▶ **PROBLEM TO WORK ON**:
Please state how many lines in the records below contain the word "data", giving only the number.

--- START ---

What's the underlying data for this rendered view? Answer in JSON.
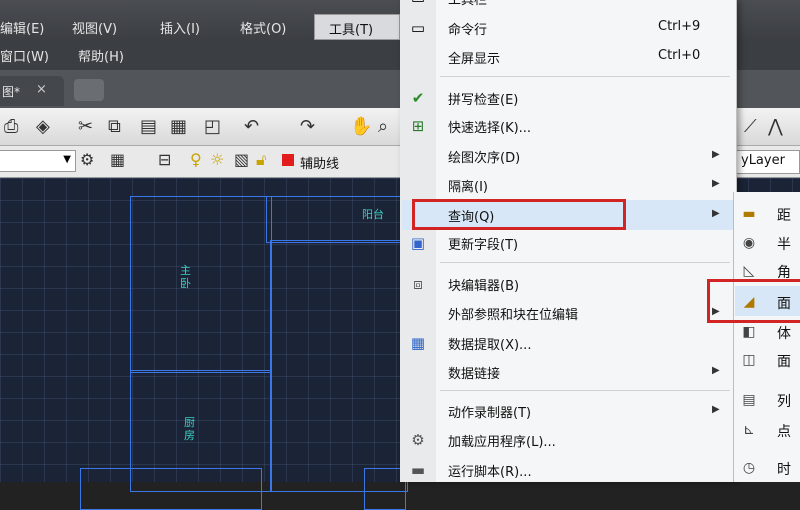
{
  "menubar": {
    "items": [
      "编辑(E)",
      "视图(V)",
      "插入(I)",
      "格式(O)",
      "工具(T)"
    ],
    "row2": [
      "窗口(W)",
      "帮助(H)"
    ]
  },
  "tab": {
    "title": "图*",
    "close": "×"
  },
  "toolbar": {
    "layer_name": "辅助线",
    "bylayer": "yLayer"
  },
  "drawing": {
    "labels": [
      "主卧",
      "厨房",
      "阳台"
    ]
  },
  "tools_menu": {
    "items": [
      {
        "label": "工具栏",
        "shortcut": "",
        "icon": "toolbar-icon"
      },
      {
        "label": "命令行",
        "shortcut": "Ctrl+9",
        "icon": "command-line-icon"
      },
      {
        "label": "全屏显示",
        "shortcut": "Ctrl+0",
        "icon": ""
      },
      {
        "label": "拼写检查(E)",
        "shortcut": "",
        "icon": "spell-check-icon"
      },
      {
        "label": "快速选择(K)...",
        "shortcut": "",
        "icon": "quick-select-icon"
      },
      {
        "label": "绘图次序(D)",
        "shortcut": "",
        "icon": "",
        "submenu": true
      },
      {
        "label": "隔离(I)",
        "shortcut": "",
        "icon": "",
        "submenu": true
      },
      {
        "label": "查询(Q)",
        "shortcut": "",
        "icon": "",
        "submenu": true
      },
      {
        "label": "更新字段(T)",
        "shortcut": "",
        "icon": "update-field-icon"
      },
      {
        "label": "块编辑器(B)",
        "shortcut": "",
        "icon": "block-editor-icon"
      },
      {
        "label": "外部参照和块在位编辑",
        "shortcut": "",
        "icon": "",
        "submenu": true
      },
      {
        "label": "数据提取(X)...",
        "shortcut": "",
        "icon": "data-extraction-icon"
      },
      {
        "label": "数据链接",
        "shortcut": "",
        "icon": "",
        "submenu": true
      },
      {
        "label": "动作录制器(T)",
        "shortcut": "",
        "icon": "",
        "submenu": true
      },
      {
        "label": "加载应用程序(L)...",
        "shortcut": "",
        "icon": "load-application-icon"
      },
      {
        "label": "运行脚本(R)...",
        "shortcut": "",
        "icon": "run-script-icon"
      }
    ],
    "arrow": "▶"
  },
  "query_submenu": {
    "items": [
      {
        "label": "距",
        "icon": "distance-icon"
      },
      {
        "label": "半",
        "icon": "radius-icon"
      },
      {
        "label": "角",
        "icon": "angle-icon"
      },
      {
        "label": "面",
        "icon": "area-icon"
      },
      {
        "label": "体",
        "icon": "volume-icon"
      },
      {
        "label": "面",
        "icon": "region-mass-icon"
      },
      {
        "label": "列",
        "icon": "list-icon"
      },
      {
        "label": "点",
        "icon": "id-point-icon"
      },
      {
        "label": "时",
        "icon": "time-icon"
      }
    ]
  },
  "colors": {
    "highlight": "#d7e7f7",
    "annotation_red": "#d32424",
    "canvas": "#1b2436"
  }
}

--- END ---

▶ **RESULT OF THIS TASK**:
2